Angola: Economy rebounds in Q3 on firming non-oil activity
National accounts data for the third quarter showed that the economy expanded 0.8% year-on-year, rebounding from the second quarter’s revised 0.2% contraction. This marked the best result since the fourth quarter of 2018. The economy remained notably below pre-pandemic levels despite firming underlying momentum, with GDP growing 0.5% on a seasonally-adjusted quarter-on-quarter basis in Q3, swinging from the second quarter’s 3.5% contraction.
The annual rebound was driven by firming activity in the non-oil sector, with output in the manufacturing, electricity and water, trade, and transport and storage sectors accelerating. Moreover, growth in the agricultural and forestry, and fishing sectors remained robust despite easing somewhat, while activity in the construction sector swung from a contraction in the second quarter to a solid expansion in Q3.
On the other hand, the key oil sector, which accounts for roughly one third of GDP, remained in the doldrums. Output in the oil sector fell 11.1% over the same period a year prior. This followed the 12.1% contraction recorded in Q2 and marked the 23rd consecutive period of declining output. All in all, the oil sector subtracted 4.7 percentage points from the headline reading in the third quarter, worsening from the 0.3 percentage-point deduction recorded in Q2.

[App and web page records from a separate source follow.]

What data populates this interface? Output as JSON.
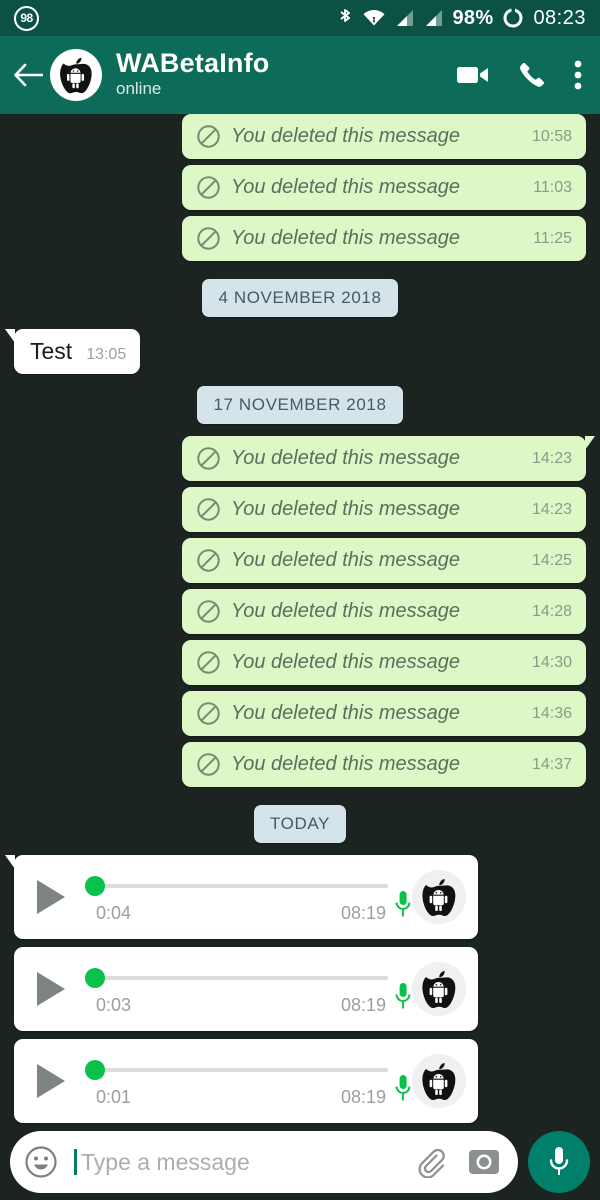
{
  "status_bar": {
    "notification_badge": "98",
    "battery_percent": "98%",
    "clock": "08:23",
    "icons": [
      "bluetooth-icon",
      "wifi-icon",
      "signal-sim1-icon",
      "signal-sim2-icon",
      "battery-circle-icon"
    ]
  },
  "header": {
    "back_label": "back-arrow-icon",
    "title": "WABetaInfo",
    "status": "online",
    "avatar_alt": "apple-android-logo",
    "actions": [
      {
        "name": "video-call-button",
        "label": "video-call-icon"
      },
      {
        "name": "voice-call-button",
        "label": "phone-icon"
      },
      {
        "name": "overflow-menu-button",
        "label": "more-vert-icon"
      }
    ]
  },
  "chat": {
    "deleted_text": "You deleted this message",
    "items": [
      {
        "kind": "deleted",
        "time": "10:58",
        "tail": false
      },
      {
        "kind": "deleted",
        "time": "11:03",
        "tail": false
      },
      {
        "kind": "deleted",
        "time": "11:25",
        "tail": false
      },
      {
        "kind": "divider",
        "label": "4 NOVEMBER 2018"
      },
      {
        "kind": "incoming",
        "text": "Test",
        "time": "13:05"
      },
      {
        "kind": "divider",
        "label": "17 NOVEMBER 2018"
      },
      {
        "kind": "deleted",
        "time": "14:23",
        "tail": true
      },
      {
        "kind": "deleted",
        "time": "14:23",
        "tail": false
      },
      {
        "kind": "deleted",
        "time": "14:25",
        "tail": false
      },
      {
        "kind": "deleted",
        "time": "14:28",
        "tail": false
      },
      {
        "kind": "deleted",
        "time": "14:30",
        "tail": false
      },
      {
        "kind": "deleted",
        "time": "14:36",
        "tail": false
      },
      {
        "kind": "deleted",
        "time": "14:37",
        "tail": false
      },
      {
        "kind": "divider",
        "label": "TODAY"
      },
      {
        "kind": "voice",
        "duration": "0:04",
        "time": "08:19",
        "tail": true
      },
      {
        "kind": "voice",
        "duration": "0:03",
        "time": "08:19",
        "tail": false
      },
      {
        "kind": "voice",
        "duration": "0:01",
        "time": "08:19",
        "tail": false
      }
    ]
  },
  "composer": {
    "placeholder": "Type a message",
    "emoji_icon": "emoji-smiley-icon",
    "attach_icon": "paperclip-icon",
    "camera_icon": "camera-icon",
    "mic_icon": "microphone-icon"
  },
  "colors": {
    "status_bar": "#0b5244",
    "header": "#0d6b5a",
    "chat_background": "#1b2421",
    "outgoing_bubble": "#ddf7c7",
    "incoming_bubble": "#ffffff",
    "divider": "#d5e3ea",
    "accent_green": "#0ac14b",
    "mic_fab": "#00806a"
  }
}
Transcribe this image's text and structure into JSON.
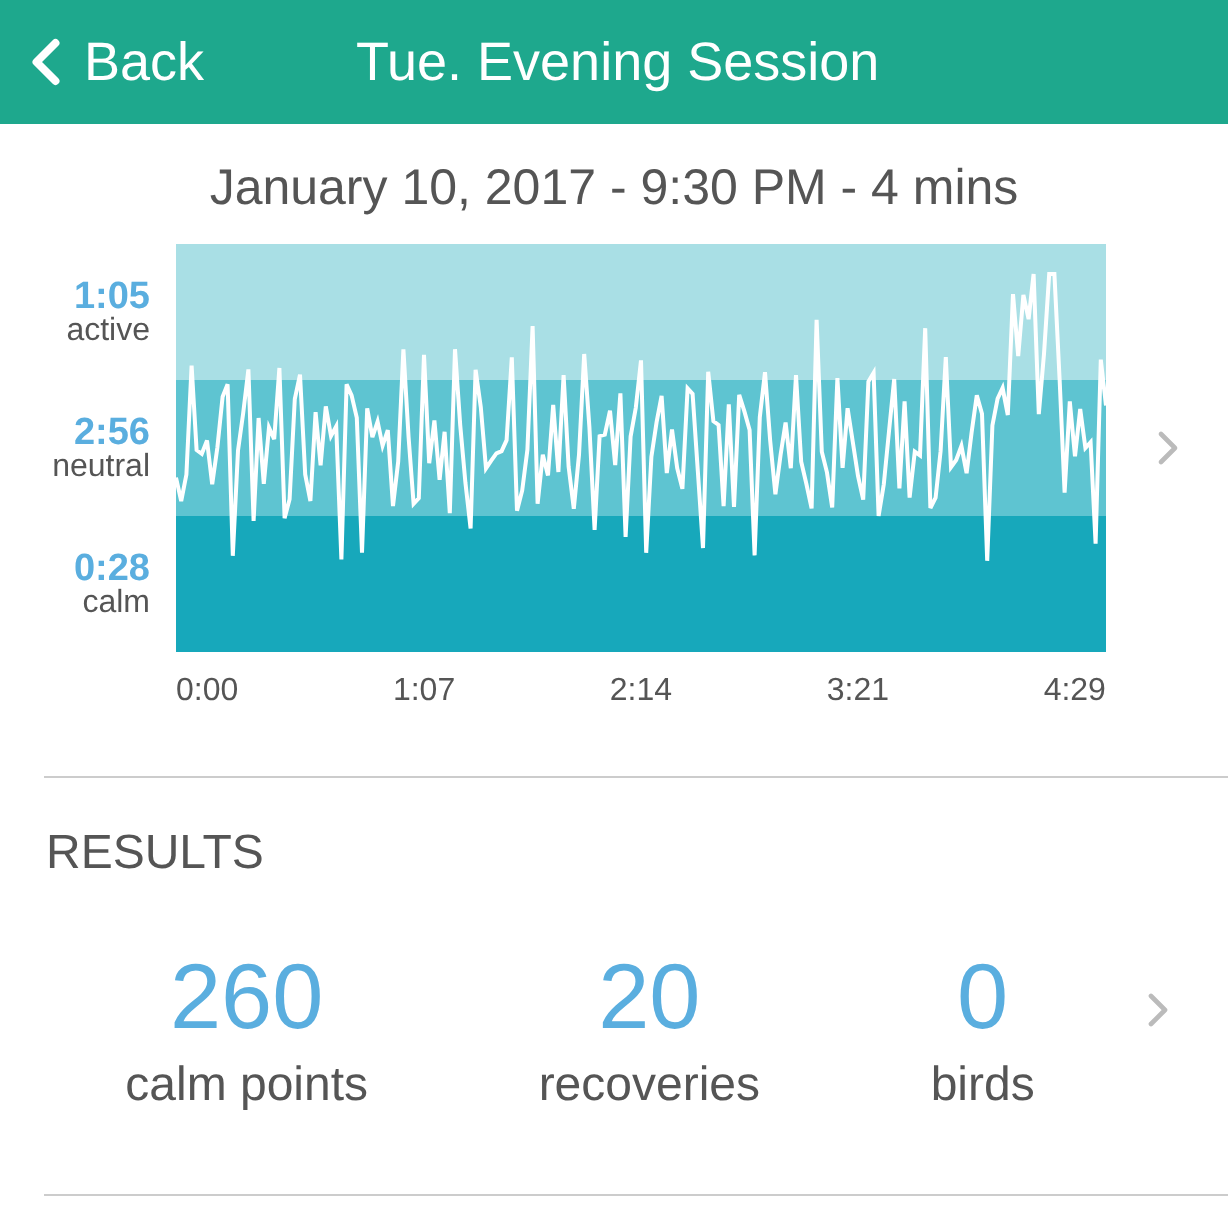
{
  "header": {
    "back": "Back",
    "title": "Tue. Evening Session"
  },
  "session": {
    "summary": "January 10, 2017 - 9:30 PM - 4 mins",
    "zones": [
      {
        "time": "1:05",
        "label": "active"
      },
      {
        "time": "2:56",
        "label": "neutral"
      },
      {
        "time": "0:28",
        "label": "calm"
      }
    ],
    "x_ticks": [
      "0:00",
      "1:07",
      "2:14",
      "3:21",
      "4:29"
    ]
  },
  "results": {
    "title": "RESULTS",
    "stats": [
      {
        "value": "260",
        "label": "calm points"
      },
      {
        "value": "20",
        "label": "recoveries"
      },
      {
        "value": "0",
        "label": "birds"
      }
    ]
  }
}
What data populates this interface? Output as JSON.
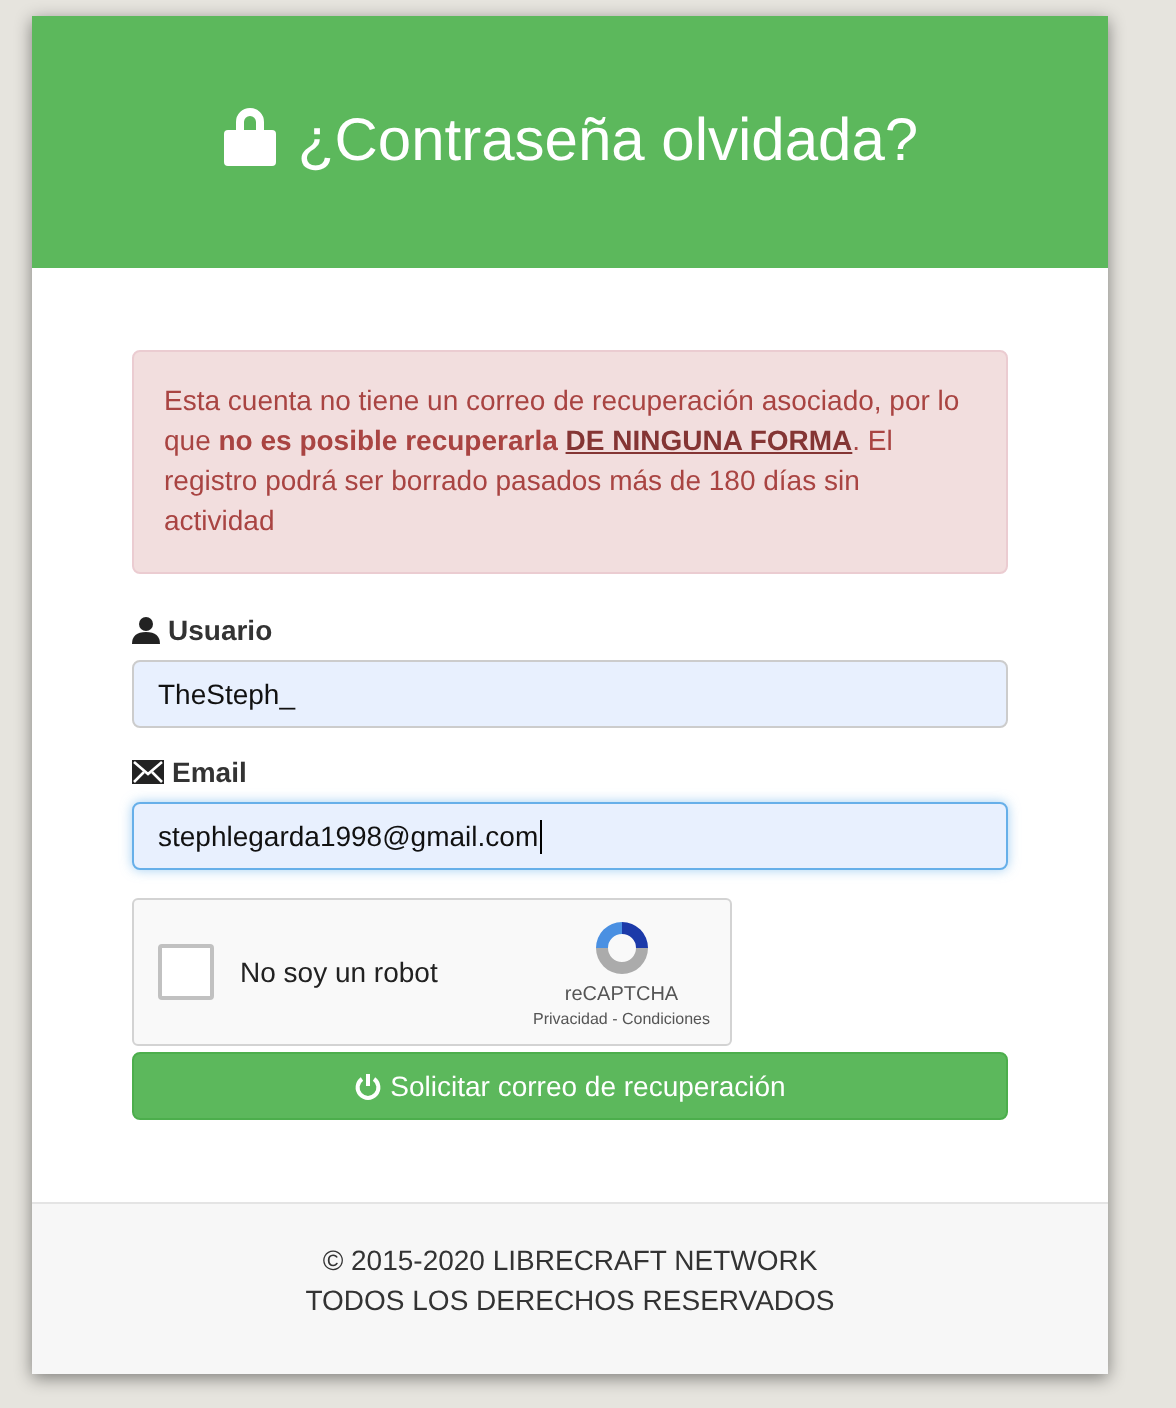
{
  "header": {
    "title": "¿Contraseña olvidada?"
  },
  "alert": {
    "parts": [
      {
        "kind": "text",
        "text": "Esta cuenta no tiene un correo de recuperación asociado, por lo que "
      },
      {
        "kind": "bold",
        "text": "no es posible recuperarla"
      },
      {
        "kind": "link",
        "text": "DE NINGUNA FORMA"
      },
      {
        "kind": "text",
        "text": ". El registro podrá ser borrado pasados más de 180 días sin actividad"
      }
    ]
  },
  "fields": [
    {
      "kind": "user",
      "label": "Usuario",
      "value": "TheSteph_",
      "focused": false
    },
    {
      "kind": "email",
      "label": "Email",
      "value": "stephlegarda1998@gmail.com",
      "focused": true
    }
  ],
  "captcha": {
    "label": "No soy un robot",
    "checked": false,
    "brand": "reCAPTCHA",
    "links": "Privacidad - Condiciones"
  },
  "submit": {
    "label": "Solicitar correo de recuperación"
  },
  "footer": {
    "lines": [
      "© 2015-2020 LIBRECRAFT NETWORK",
      "TODOS LOS DERECHOS RESERVADOS"
    ]
  }
}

Turning to this year, economic growth is forecast to pick up pace compared to last year’s sluggish recovery. The rollback of restrictions should support the domestic economy, and the unleashing of pent-up demand will further buoy household spending. Normalizing global economic conditions are expected to aid the external sector, but the outlook is clouded by elevated inflation amid a depreciating currency, and regional instability as well as a subdued oil sector.
Analysts at the EIU added:
“Oil production will continue to decline in 2022–23, making the oil sector a poor source of real economic growth in the short term, despite global oil price rises anticipated in 2022, and output growth will remain below population growth. We expect the oil sector to contribute to real economic growth in 2024–26 as output from new blocks begins to be realised.”